I learned to drive in snow in the car I learned to drive in, a 1967 LeMans with a V-8 and automatic. I don't know what the front-rear weight distribution on that car was, but I wouldn't be shocked if at least 60% was on the front tires. Thanks to the nose-heavy bias, the Le Mans was very prone to losing rear wheel traction in all but ideal conditions. Because of some additional peculiarities in the drivetrain, it was often hard to find the "sweet spot" between too little throttle (torque converter stalls, car just sits there, driver feels stupid) and too much (engine races, rear wheels spin, driver feels stupid) when trying to get moving on a snow-covered road. If you gave it too much and then backed off the throttle to try and get traction back, often as not it would just bog down on you.Me, I learned snow-driving in my mother's 1967 Mustang.
I learned to turn slo-owly. To brake slo-owly. To accelerate slo-owly.
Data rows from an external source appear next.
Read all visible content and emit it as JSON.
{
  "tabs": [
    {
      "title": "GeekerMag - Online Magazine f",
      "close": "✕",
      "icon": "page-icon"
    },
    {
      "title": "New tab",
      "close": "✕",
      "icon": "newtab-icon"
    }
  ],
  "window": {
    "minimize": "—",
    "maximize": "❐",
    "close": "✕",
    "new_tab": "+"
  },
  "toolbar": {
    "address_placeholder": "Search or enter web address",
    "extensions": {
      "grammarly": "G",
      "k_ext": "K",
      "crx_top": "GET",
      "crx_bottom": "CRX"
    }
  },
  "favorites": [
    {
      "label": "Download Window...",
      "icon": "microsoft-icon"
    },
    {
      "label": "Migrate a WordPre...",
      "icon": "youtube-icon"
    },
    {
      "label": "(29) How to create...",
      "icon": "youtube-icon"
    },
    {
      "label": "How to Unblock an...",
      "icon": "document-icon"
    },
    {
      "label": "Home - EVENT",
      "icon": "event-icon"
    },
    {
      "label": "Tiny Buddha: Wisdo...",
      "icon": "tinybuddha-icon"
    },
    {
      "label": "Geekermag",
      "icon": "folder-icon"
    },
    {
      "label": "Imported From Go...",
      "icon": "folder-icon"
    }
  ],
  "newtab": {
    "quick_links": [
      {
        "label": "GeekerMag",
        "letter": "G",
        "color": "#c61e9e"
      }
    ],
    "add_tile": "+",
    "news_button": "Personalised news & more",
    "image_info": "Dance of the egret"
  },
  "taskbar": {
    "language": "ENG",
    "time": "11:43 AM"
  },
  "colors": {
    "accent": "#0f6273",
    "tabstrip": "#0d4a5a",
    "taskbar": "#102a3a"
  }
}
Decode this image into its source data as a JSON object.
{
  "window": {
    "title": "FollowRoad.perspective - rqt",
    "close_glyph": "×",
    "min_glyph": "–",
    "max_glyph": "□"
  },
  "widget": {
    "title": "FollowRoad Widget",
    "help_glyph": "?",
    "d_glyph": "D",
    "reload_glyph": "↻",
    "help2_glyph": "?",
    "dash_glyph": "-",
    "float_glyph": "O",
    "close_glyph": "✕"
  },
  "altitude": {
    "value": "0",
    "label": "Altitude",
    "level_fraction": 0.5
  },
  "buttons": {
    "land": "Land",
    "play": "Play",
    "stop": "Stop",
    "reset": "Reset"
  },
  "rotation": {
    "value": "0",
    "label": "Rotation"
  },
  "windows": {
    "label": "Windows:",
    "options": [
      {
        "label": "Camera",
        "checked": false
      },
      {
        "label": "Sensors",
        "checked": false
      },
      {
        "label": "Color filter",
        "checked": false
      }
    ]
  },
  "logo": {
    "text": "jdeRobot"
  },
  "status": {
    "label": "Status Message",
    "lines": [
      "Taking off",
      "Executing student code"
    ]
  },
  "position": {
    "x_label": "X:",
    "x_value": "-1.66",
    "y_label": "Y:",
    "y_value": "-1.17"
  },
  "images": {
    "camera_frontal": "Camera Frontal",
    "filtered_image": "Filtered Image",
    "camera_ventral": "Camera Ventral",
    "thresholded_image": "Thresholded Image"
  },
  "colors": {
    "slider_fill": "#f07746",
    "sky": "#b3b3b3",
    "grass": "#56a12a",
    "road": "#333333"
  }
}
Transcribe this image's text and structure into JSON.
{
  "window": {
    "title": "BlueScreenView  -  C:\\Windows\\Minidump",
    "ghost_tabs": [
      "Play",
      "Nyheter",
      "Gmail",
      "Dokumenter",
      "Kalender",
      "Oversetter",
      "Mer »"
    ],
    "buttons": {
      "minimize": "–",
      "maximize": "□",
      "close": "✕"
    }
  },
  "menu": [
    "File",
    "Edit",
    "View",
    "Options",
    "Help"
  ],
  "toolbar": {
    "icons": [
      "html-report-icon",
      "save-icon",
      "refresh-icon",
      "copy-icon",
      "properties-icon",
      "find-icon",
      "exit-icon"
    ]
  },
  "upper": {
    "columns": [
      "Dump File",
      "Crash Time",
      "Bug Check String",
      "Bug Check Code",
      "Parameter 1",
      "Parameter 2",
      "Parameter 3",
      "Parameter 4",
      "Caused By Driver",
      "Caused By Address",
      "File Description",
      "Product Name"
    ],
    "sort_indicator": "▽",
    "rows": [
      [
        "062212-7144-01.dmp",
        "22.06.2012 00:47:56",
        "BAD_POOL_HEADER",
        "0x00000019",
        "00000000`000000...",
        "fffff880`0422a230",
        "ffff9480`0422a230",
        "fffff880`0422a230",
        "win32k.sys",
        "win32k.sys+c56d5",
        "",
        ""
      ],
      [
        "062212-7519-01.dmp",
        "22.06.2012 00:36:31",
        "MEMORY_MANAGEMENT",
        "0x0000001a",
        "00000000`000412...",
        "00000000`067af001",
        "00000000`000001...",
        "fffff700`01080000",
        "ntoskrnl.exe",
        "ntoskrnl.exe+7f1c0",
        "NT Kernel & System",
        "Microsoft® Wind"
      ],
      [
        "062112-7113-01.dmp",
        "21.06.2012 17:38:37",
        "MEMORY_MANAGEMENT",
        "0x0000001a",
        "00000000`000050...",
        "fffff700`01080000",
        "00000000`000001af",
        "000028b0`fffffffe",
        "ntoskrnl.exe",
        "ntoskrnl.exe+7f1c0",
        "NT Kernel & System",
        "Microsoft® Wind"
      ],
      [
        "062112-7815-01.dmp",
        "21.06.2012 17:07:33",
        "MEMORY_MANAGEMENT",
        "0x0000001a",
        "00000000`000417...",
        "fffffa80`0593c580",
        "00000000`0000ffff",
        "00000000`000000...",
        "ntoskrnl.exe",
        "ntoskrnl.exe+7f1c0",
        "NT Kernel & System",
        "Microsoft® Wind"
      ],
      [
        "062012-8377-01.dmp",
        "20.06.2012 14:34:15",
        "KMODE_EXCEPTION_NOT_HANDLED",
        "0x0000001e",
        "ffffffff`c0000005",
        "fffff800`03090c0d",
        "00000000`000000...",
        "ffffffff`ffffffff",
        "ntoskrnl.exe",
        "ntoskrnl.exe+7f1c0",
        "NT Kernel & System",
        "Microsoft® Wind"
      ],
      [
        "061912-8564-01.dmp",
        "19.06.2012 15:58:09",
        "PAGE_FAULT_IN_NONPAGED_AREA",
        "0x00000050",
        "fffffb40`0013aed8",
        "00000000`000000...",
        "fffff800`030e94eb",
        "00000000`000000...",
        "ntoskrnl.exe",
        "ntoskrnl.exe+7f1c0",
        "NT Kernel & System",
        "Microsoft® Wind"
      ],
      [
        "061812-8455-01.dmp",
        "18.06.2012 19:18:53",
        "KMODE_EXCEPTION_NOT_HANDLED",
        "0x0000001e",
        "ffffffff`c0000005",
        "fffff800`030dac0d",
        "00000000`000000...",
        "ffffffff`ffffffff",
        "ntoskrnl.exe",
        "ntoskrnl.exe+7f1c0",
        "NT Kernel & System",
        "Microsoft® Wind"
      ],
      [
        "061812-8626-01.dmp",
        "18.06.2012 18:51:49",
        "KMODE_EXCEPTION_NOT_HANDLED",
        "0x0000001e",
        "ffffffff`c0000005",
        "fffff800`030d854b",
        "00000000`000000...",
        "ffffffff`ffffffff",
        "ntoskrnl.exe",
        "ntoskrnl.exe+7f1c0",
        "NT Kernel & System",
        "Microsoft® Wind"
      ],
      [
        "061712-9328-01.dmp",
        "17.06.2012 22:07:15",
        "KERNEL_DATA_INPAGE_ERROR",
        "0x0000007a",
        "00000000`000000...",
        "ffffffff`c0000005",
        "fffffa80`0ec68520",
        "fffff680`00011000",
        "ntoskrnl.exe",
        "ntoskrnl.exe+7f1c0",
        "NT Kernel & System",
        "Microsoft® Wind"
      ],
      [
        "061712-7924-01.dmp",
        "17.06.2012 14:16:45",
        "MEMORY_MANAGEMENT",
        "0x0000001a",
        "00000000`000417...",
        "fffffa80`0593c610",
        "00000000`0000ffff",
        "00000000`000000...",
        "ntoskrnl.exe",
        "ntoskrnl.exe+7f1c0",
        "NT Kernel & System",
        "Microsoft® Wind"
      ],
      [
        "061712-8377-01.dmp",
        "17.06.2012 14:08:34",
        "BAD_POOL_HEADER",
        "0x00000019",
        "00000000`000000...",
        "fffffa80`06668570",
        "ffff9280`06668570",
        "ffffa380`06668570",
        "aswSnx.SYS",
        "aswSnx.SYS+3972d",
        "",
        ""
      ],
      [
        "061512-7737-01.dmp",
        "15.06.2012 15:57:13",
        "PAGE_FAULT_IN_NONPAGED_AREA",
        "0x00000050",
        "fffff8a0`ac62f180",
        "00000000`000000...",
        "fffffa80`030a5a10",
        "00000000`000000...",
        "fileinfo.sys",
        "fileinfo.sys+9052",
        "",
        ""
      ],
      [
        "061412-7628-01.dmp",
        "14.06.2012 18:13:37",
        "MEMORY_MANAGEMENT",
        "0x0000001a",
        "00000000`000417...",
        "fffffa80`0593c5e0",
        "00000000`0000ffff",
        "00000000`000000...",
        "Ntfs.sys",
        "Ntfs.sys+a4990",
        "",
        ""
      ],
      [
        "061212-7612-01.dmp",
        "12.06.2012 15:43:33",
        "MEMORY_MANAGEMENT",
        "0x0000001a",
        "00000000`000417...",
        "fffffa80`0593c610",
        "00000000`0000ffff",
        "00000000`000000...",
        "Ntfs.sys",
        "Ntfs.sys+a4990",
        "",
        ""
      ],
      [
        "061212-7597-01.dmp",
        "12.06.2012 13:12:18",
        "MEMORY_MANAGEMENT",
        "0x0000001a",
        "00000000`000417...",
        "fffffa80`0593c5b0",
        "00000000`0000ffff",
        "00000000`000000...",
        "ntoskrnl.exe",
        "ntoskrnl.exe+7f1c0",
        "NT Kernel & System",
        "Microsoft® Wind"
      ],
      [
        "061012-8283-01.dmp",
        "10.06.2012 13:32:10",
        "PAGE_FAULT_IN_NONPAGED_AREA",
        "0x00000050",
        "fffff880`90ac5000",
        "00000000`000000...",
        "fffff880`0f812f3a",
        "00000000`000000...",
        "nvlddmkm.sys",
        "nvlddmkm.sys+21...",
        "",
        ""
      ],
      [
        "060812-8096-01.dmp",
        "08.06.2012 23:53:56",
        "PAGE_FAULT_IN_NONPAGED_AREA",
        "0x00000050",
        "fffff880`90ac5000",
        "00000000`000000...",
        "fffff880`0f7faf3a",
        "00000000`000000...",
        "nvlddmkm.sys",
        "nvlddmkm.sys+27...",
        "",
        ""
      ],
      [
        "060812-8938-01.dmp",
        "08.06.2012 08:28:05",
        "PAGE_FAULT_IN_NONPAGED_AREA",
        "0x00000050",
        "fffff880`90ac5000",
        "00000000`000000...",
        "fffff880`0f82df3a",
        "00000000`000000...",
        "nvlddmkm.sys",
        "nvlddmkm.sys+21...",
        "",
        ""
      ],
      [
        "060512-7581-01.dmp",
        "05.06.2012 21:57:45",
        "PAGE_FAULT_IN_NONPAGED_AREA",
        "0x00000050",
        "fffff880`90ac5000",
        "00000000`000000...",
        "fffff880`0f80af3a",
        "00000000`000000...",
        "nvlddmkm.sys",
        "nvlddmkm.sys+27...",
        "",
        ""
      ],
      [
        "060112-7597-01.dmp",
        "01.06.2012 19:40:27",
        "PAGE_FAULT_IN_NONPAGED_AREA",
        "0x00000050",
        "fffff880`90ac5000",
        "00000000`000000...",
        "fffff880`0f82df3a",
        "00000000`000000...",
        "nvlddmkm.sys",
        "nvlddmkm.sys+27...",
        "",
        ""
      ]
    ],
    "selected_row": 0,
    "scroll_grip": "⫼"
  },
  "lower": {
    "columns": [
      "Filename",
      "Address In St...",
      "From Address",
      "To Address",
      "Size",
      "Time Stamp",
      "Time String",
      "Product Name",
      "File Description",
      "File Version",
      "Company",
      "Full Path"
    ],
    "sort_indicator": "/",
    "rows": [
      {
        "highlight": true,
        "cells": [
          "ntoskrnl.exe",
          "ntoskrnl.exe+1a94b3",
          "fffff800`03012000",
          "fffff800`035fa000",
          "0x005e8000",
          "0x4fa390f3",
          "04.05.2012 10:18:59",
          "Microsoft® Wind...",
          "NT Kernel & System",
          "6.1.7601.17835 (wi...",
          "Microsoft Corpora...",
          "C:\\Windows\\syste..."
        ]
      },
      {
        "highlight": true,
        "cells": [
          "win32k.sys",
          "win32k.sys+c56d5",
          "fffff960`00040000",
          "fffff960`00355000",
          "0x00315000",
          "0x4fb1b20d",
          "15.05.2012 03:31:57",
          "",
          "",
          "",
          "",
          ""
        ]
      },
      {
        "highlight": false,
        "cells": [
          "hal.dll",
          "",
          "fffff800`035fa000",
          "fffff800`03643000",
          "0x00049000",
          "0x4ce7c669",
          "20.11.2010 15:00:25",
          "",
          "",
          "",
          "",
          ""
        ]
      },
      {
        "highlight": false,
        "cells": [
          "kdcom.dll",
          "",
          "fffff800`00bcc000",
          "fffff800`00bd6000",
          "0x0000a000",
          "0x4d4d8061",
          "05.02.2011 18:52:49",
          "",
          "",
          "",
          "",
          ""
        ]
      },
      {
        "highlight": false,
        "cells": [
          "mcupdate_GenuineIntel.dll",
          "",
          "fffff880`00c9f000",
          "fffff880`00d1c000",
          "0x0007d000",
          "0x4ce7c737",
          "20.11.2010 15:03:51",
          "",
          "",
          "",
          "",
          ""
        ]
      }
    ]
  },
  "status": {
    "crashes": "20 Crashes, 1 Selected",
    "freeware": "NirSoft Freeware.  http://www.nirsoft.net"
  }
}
To be very afraid.
On the other hand, a friend who lived in the "Wet Kootenay" (West Kootenay) mountains in British Columbia developed a technique of using the walls of snow lining the roads as billiard bumpers.
The comments, for a change, are worthwhile.